● Aim of the exercise: Look for "ffffff" in each line of the records, and copy the lines that have it.

[The data Boundary: Start]

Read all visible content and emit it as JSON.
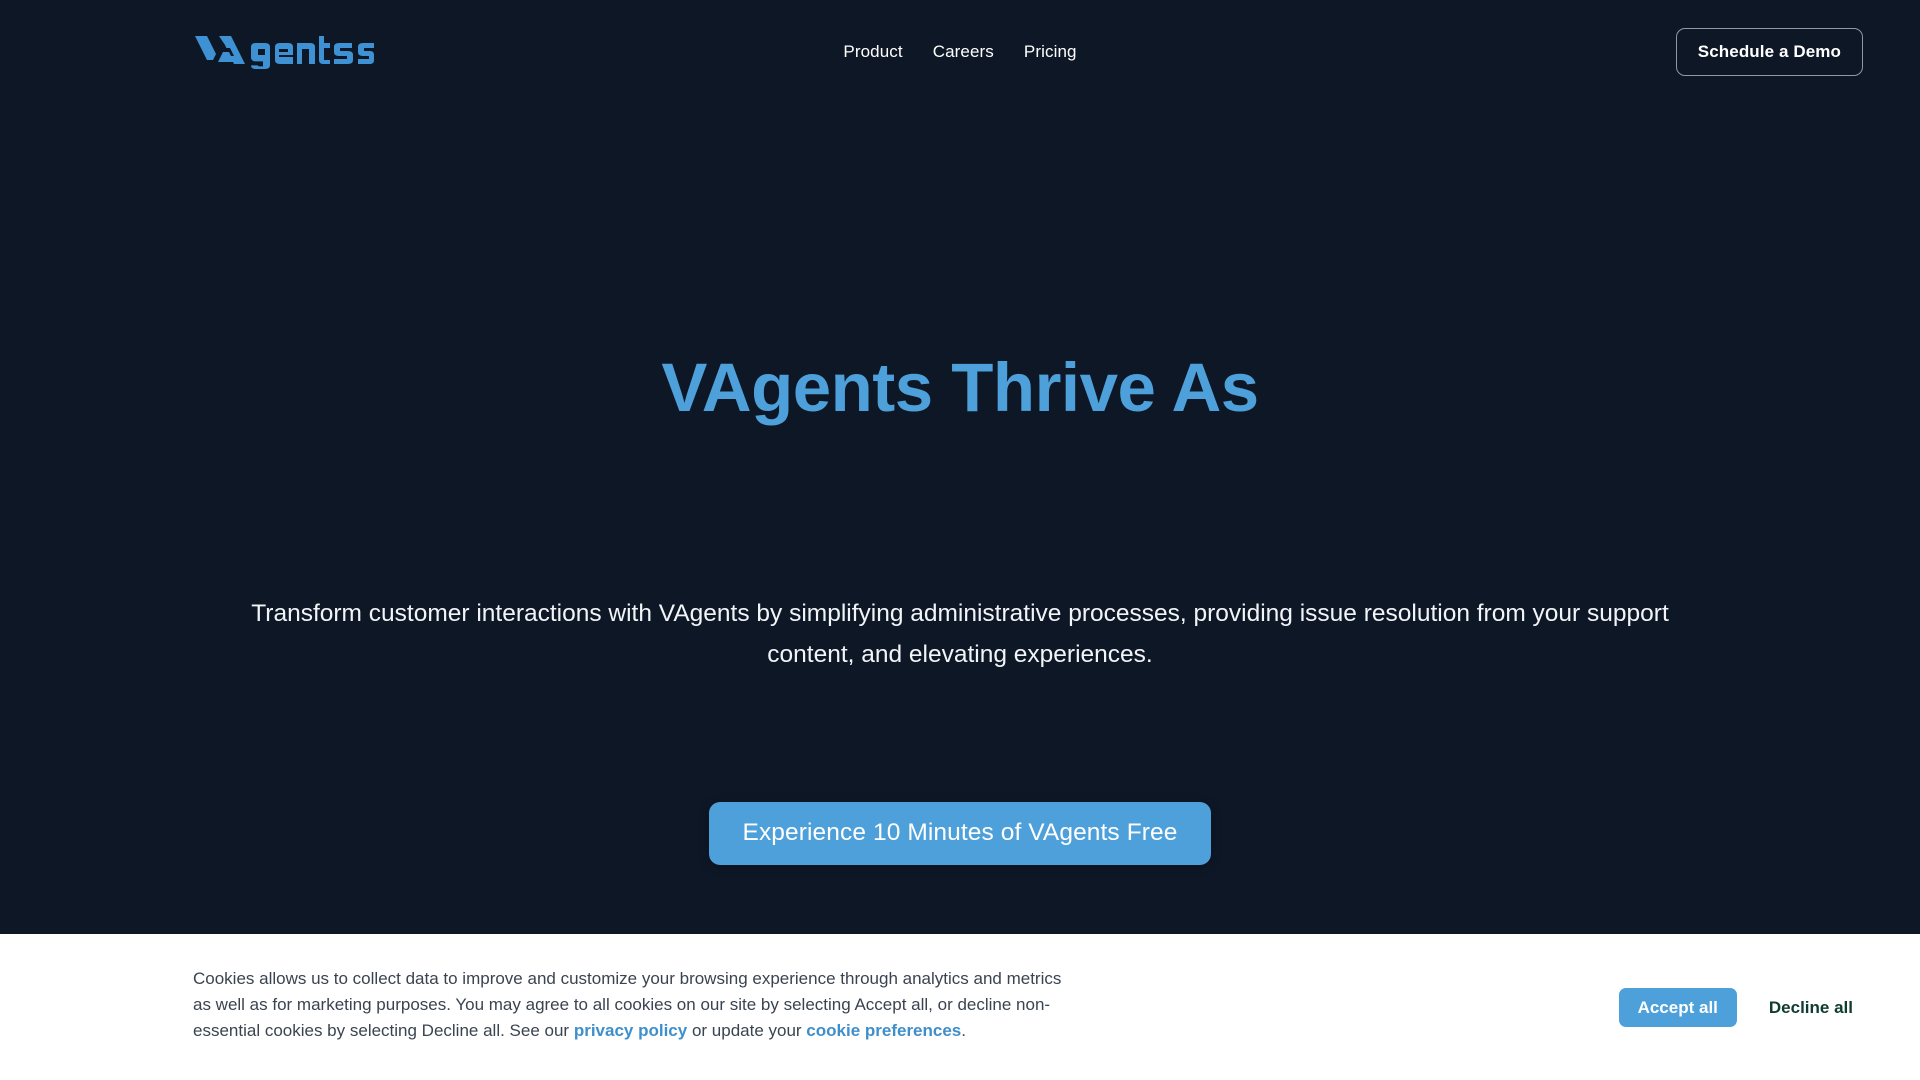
{
  "colors": {
    "background": "#0e1726",
    "accent": "#4da0da",
    "headline": "#4da0da",
    "banner_background": "#ffffff",
    "banner_text": "#3a4450",
    "link": "#3f8fcb",
    "decline_text": "#0f3b30",
    "nav_text": "#ffffff",
    "demo_border": "#8d99a8"
  },
  "header": {
    "brand": {
      "name": "VAgents",
      "icon": "vagents-wordmark-logo"
    },
    "nav": [
      {
        "label": "Product",
        "name": "nav-link-product"
      },
      {
        "label": "Careers",
        "name": "nav-link-careers"
      },
      {
        "label": "Pricing",
        "name": "nav-link-pricing"
      }
    ],
    "demo_button": "Schedule a Demo"
  },
  "hero": {
    "title": "VAgents Thrive As",
    "subtitle": "Transform customer interactions with VAgents by simplifying administrative processes, providing issue resolution from your support content, and elevating experiences.",
    "cta_label": "Experience 10 Minutes of VAgents Free"
  },
  "cookie_banner": {
    "text_part_1": "Cookies allows us to collect data to improve and customize your browsing experience through analytics and metrics as well as for marketing purposes. You may agree to all cookies on our site by selecting Accept all, or decline non-essential cookies by selecting Decline all. See our ",
    "link_privacy": "privacy policy",
    "text_part_2": " or update your ",
    "link_preferences": "cookie preferences",
    "text_part_3": ".",
    "accept_label": "Accept all",
    "decline_label": "Decline all"
  }
}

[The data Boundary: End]

● Solved problem:
    "banner_background": "#ffffff",
    "nav_text": "#ffffff",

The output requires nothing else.